The movement to revive the past is accompanied by a strong contemporary cultural agenda. Today, the historic old Cairo district is home to pop-up galleries and contemporary art exhibitions.
Perhaps one of the most intriguing showcases is Ai-Da, a three-legged robot that responds to the Riddle of the Sphinx with AI-generated messages and AI-informed drawings. Ai-Da’s arrival in Egypt caused controversy after the robot was briefly detained by authorities who feared that it was a spying device.
Cairo’s affluent Zamalek district is also home to established contemporary art galleries, including Zamalek Art Gallery, Art Talk Gallery and the Ubuntu art gallery.
The three-story Adam Henein Museum in the Giza district includes a sculpture park owned by the late artist Adam Henein (formerly known as Samuel) and managed today by Inas Luca, who, as the Adam Henein Foundation director, has been “entrusted with his treasures,” as she puts it.
Henein, who died in 2020, founded the annual Aswan International Sculpture Symposium. The museum is dedicated to displaying his drawings, paintings and sculptures, including a collection previously displayed in the Metropolitan Museum in 1999-2000.
What is next for Egypt’s cultural scene? The country is patiently awaiting the outcome of the latest expeditions of Zahi Hawass, the archaeologist, National Geographic explorer and former minister of state for antiquities
Hawass has partnered with Netflix for a five-episode docu-series to be aired next year that will unlock the mystery of the death of Tutankhamun.
The world is also eagerly awaiting the opening of the Grand Egyptian Museum, which promises to be another momentous occasion.
For a country of 105 million people and an ancient civilization that continues to influence literature, film architecture and fashion, it is evident that there is no shortage of human capital and intellectual wealth, and that Egypt is ready to enchant the world once again.

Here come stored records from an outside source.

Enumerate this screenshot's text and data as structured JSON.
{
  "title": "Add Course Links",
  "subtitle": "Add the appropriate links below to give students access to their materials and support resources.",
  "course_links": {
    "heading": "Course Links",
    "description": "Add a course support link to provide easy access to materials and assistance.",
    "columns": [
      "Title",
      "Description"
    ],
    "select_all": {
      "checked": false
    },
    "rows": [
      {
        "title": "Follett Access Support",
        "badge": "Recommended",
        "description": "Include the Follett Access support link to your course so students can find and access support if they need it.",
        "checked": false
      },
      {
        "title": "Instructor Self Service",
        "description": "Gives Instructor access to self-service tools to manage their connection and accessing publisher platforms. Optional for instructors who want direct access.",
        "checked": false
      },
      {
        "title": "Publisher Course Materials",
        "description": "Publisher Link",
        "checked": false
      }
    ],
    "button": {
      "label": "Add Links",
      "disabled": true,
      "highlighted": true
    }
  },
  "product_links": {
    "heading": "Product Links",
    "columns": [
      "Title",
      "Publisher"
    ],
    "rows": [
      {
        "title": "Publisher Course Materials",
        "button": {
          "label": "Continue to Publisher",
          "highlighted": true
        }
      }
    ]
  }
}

May Barber is an architect and brand management consultant focused on sustainability and purpose-driven projects.